"""

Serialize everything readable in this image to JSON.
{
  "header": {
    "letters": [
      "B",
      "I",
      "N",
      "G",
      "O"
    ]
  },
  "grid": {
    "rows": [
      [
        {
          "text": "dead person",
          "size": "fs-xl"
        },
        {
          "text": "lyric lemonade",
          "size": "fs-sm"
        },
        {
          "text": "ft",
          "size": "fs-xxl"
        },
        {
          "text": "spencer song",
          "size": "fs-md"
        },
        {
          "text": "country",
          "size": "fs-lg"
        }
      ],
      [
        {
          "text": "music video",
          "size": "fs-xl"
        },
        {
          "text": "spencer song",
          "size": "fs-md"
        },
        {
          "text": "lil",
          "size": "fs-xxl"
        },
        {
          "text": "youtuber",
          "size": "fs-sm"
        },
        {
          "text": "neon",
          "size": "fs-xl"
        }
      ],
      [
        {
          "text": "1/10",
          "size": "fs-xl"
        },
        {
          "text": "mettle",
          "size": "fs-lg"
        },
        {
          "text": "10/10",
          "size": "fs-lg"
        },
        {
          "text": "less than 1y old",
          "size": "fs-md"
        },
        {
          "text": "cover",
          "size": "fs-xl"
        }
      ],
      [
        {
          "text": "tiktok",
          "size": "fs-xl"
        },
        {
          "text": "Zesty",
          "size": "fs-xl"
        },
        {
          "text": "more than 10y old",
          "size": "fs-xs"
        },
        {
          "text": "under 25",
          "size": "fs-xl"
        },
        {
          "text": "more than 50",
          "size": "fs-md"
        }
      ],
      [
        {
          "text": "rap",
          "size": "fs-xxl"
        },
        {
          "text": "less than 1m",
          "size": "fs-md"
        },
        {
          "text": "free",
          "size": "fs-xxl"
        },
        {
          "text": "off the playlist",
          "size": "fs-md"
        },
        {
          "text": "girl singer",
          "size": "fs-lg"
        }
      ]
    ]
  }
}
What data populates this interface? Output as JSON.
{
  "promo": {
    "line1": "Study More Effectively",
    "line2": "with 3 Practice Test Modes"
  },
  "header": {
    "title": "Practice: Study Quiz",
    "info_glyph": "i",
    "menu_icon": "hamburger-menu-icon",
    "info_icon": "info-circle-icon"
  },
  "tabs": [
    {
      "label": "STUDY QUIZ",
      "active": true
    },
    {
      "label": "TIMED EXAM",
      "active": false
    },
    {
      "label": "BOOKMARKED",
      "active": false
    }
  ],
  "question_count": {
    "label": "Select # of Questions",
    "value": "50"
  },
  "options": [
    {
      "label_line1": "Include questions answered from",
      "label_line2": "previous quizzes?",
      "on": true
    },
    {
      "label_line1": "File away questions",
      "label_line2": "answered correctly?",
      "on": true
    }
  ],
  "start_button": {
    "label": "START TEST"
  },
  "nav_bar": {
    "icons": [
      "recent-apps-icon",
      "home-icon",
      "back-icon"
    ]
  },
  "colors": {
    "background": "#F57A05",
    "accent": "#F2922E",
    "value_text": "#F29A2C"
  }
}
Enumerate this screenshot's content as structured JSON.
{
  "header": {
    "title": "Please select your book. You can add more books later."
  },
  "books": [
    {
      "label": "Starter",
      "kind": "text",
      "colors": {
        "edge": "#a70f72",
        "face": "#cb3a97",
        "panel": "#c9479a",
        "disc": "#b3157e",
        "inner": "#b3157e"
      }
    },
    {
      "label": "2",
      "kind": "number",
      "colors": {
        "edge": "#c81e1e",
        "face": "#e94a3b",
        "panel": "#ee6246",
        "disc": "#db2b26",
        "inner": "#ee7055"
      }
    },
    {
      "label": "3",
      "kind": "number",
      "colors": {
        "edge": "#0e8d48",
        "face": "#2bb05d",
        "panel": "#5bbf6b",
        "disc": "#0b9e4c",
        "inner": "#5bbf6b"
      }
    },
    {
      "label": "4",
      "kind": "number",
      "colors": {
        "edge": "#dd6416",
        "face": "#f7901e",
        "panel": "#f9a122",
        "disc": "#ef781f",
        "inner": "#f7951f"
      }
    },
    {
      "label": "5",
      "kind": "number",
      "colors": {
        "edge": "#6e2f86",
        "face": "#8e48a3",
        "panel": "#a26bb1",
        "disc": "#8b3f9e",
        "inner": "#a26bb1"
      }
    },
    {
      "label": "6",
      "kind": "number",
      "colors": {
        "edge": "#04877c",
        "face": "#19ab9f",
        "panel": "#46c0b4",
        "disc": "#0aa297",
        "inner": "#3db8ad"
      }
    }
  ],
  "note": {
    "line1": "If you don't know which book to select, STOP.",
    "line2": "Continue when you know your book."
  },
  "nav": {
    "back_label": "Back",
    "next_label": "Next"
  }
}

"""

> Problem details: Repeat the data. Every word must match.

> Output below:
Serialize everything readable in this image to JSON.
{
  "header": {
    "letters": [
      "B",
      "I",
      "N",
      "G",
      "O"
    ]
  },
  "grid": {
    "rows": [
      [
        {
          "text": "dead person",
          "size": "fs-xl"
        },
        {
          "text": "lyric lemonade",
          "size": "fs-sm"
        },
        {
          "text": "ft",
          "size": "fs-xxl"
        },
        {
          "text": "spencer song",
          "size": "fs-md"
        },
        {
          "text": "country",
          "size": "fs-lg"
        }
      ],
      [
        {
          "text": "music video",
          "size": "fs-xl"
        },
        {
          "text": "spencer song",
          "size": "fs-md"
        },
        {
          "text": "lil",
          "size": "fs-xxl"
        },
        {
          "text": "youtuber",
          "size": "fs-sm"
        },
        {
          "text": "neon",
          "size": "fs-xl"
        }
      ],
      [
        {
          "text": "1/10",
          "size": "fs-xl"
        },
        {
          "text": "mettle",
          "size": "fs-lg"
        },
        {
          "text": "10/10",
          "size": "fs-lg"
        },
        {
          "text": "less than 1y old",
          "size": "fs-md"
        },
        {
          "text": "cover",
          "size": "fs-xl"
        }
      ],
      [
        {
          "text": "tiktok",
          "size": "fs-xl"
        },
        {
          "text": "Zesty",
          "size": "fs-xl"
        },
        {
          "text": "more than 10y old",
          "size": "fs-xs"
        },
        {
          "text": "under 25",
          "size": "fs-xl"
        },
        {
          "text": "more than 50",
          "size": "fs-md"
        }
      ],
      [
        {
          "text": "rap",
          "size": "fs-xxl"
        },
        {
          "text": "less than 1m",
          "size": "fs-md"
        },
        {
          "text": "free",
          "size": "fs-xxl"
        },
        {
          "text": "off the playlist",
          "size": "fs-md"
        },
        {
          "text": "girl singer",
          "size": "fs-lg"
        }
      ]
    ]
  }
}
What data populates this interface? Output as JSON.
{
  "promo": {
    "line1": "Study More Effectively",
    "line2": "with 3 Practice Test Modes"
  },
  "header": {
    "title": "Practice: Study Quiz",
    "info_glyph": "i",
    "menu_icon": "hamburger-menu-icon",
    "info_icon": "info-circle-icon"
  },
  "tabs": [
    {
      "label": "STUDY QUIZ",
      "active": true
    },
    {
      "label": "TIMED EXAM",
      "active": false
    },
    {
      "label": "BOOKMARKED",
      "active": false
    }
  ],
  "question_count": {
    "label": "Select # of Questions",
    "value": "50"
  },
  "options": [
    {
      "label_line1": "Include questions answered from",
      "label_line2": "previous quizzes?",
      "on": true
    },
    {
      "label_line1": "File away questions",
      "label_line2": "answered correctly?",
      "on": true
    }
  ],
  "start_button": {
    "label": "START TEST"
  },
  "nav_bar": {
    "icons": [
      "recent-apps-icon",
      "home-icon",
      "back-icon"
    ]
  },
  "colors": {
    "background": "#F57A05",
    "accent": "#F2922E",
    "value_text": "#F29A2C"
  }
}
Enumerate this screenshot's content as structured JSON.
{
  "header": {
    "title": "Please select your book. You can add more books later."
  },
  "books": [
    {
      "label": "Starter",
      "kind": "text",
      "colors": {
        "edge": "#a70f72",
        "face": "#cb3a97",
        "panel": "#c9479a",
        "disc": "#b3157e",
        "inner": "#b3157e"
      }
    },
    {
      "label": "2",
      "kind": "number",
      "colors": {
        "edge": "#c81e1e",
        "face": "#e94a3b",
        "panel": "#ee6246",
        "disc": "#db2b26",
        "inner": "#ee7055"
      }
    },
    {
      "label": "3",
      "kind": "number",
      "colors": {
        "edge": "#0e8d48",
        "face": "#2bb05d",
        "panel": "#5bbf6b",
        "disc": "#0b9e4c",
        "inner": "#5bbf6b"
      }
    },
    {
      "label": "4",
      "kind": "number",
      "colors": {
        "edge": "#dd6416",
        "face": "#f7901e",
        "panel": "#f9a122",
        "disc": "#ef781f",
        "inner": "#f7951f"
      }
    },
    {
      "label": "5",
      "kind": "number",
      "colors": {
        "edge": "#6e2f86",
        "face": "#8e48a3",
        "panel": "#a26bb1",
        "disc": "#8b3f9e",
        "inner": "#a26bb1"
      }
    },
    {
      "label": "6",
      "kind": "number",
      "colors": {
        "edge": "#04877c",
        "face": "#19ab9f",
        "panel": "#46c0b4",
        "disc": "#0aa297",
        "inner": "#3db8ad"
      }
    }
  ],
  "note": {
    "line1": "If you don't know which book to select, STOP.",
    "line2": "Continue when you know your book."
  },
  "nav": {
    "back_label": "Back",
    "next_label": "Next"
  }
}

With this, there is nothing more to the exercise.